About this exercise ▸ Look through the entries below and show every line containing the word "Current".

*** Provided material Section Begins ***

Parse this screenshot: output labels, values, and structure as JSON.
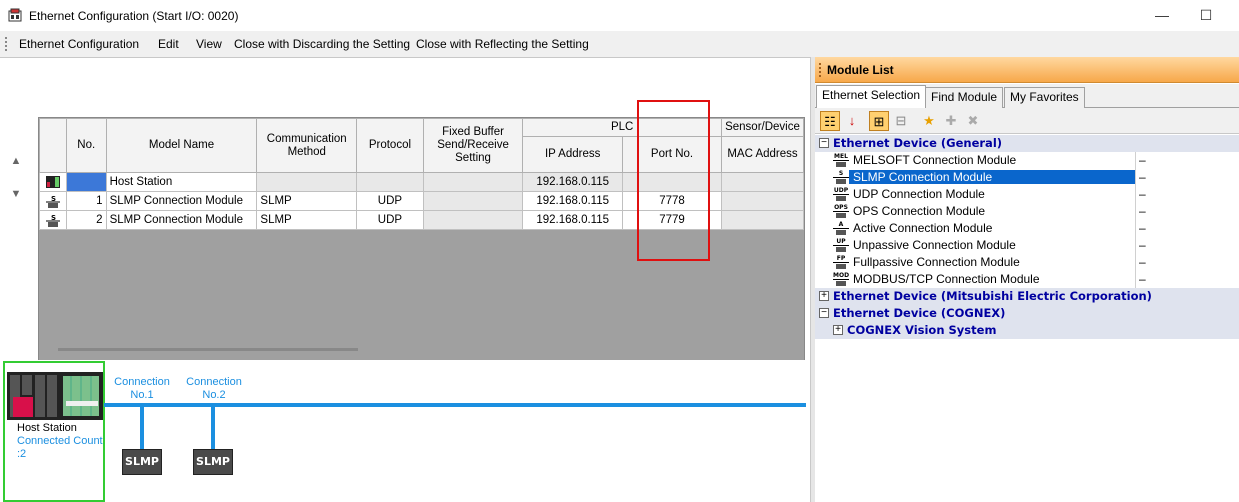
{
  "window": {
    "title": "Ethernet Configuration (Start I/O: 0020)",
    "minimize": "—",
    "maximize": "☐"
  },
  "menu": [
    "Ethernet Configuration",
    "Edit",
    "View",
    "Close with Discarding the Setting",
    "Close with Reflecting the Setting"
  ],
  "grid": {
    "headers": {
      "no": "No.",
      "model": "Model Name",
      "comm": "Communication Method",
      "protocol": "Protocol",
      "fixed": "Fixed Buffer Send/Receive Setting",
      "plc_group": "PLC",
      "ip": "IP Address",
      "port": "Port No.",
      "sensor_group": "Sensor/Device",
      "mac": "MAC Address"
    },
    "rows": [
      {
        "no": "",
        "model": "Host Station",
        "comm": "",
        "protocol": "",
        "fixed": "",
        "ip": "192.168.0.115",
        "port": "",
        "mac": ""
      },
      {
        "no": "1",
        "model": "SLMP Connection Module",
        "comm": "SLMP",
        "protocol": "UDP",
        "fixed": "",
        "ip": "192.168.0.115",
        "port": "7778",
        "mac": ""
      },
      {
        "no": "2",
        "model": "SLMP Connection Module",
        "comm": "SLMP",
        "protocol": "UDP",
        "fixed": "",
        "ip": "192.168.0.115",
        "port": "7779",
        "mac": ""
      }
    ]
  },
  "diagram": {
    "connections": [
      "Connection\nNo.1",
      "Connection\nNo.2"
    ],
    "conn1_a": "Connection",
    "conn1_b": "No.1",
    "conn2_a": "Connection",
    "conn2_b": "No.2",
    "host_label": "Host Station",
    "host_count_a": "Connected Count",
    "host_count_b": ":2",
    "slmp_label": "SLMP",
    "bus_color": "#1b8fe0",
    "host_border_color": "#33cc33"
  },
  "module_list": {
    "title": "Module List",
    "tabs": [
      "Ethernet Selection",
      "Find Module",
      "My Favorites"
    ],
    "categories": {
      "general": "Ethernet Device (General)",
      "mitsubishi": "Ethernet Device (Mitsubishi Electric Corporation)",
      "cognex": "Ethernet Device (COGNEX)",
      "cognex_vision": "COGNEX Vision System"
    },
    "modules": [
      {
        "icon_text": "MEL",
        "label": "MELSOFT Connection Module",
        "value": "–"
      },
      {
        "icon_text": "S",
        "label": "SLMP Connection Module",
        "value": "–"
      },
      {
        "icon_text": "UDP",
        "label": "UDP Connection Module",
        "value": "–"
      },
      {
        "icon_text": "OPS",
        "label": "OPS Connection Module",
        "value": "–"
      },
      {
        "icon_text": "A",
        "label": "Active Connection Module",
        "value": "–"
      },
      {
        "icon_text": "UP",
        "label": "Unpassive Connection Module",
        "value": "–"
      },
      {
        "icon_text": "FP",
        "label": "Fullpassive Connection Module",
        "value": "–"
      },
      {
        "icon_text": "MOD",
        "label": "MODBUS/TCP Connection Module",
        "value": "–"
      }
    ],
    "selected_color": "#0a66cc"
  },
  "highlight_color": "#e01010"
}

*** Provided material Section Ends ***
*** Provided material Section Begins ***

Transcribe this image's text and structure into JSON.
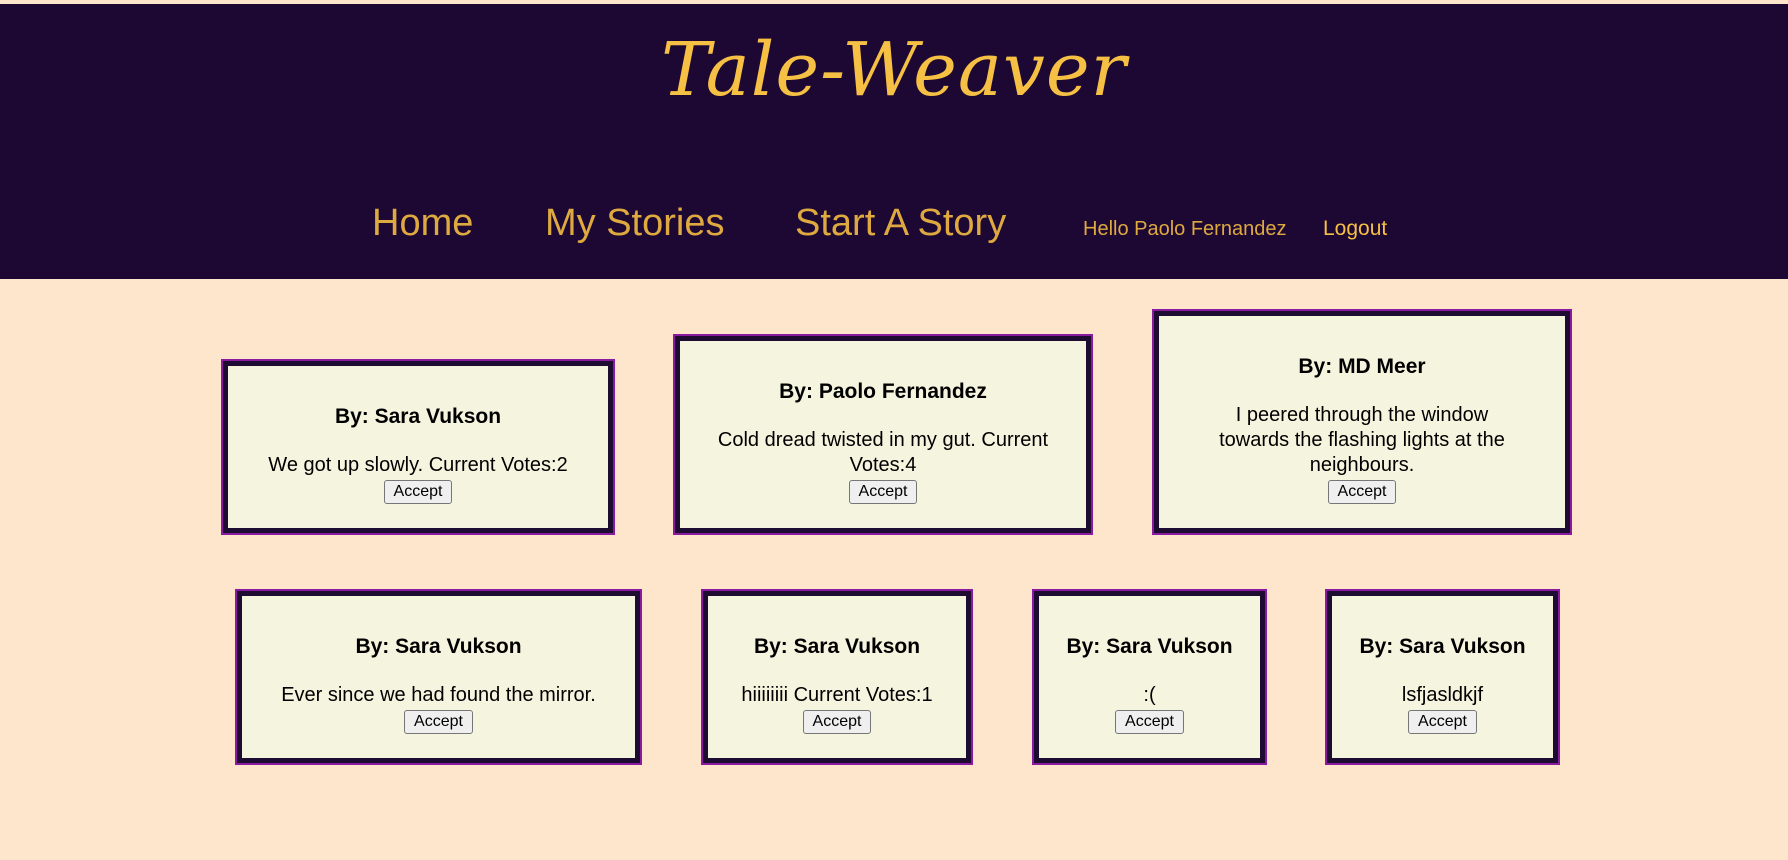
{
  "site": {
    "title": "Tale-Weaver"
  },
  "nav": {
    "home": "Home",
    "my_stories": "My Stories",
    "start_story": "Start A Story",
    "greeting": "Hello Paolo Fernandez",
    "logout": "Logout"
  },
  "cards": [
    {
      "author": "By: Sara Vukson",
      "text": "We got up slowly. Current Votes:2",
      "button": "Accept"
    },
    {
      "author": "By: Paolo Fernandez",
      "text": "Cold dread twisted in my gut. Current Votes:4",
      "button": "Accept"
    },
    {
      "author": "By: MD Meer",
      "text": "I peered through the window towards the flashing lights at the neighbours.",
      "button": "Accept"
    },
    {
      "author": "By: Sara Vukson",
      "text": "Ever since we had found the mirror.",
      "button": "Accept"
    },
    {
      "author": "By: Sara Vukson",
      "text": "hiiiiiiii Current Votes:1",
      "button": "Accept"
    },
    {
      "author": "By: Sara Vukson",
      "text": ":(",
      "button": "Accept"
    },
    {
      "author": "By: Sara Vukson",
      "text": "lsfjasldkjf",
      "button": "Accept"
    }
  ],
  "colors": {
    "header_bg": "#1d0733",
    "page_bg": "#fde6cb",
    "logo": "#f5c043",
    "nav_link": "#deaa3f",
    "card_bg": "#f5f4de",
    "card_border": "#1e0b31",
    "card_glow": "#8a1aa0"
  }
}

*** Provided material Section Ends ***

Result of the task ▸
      "text": "We got up slowly. Current Votes:2",
      "text": "Cold dread twisted in my gut. Current Votes:4",
      "text": "hiiiiiiii Current Votes:1",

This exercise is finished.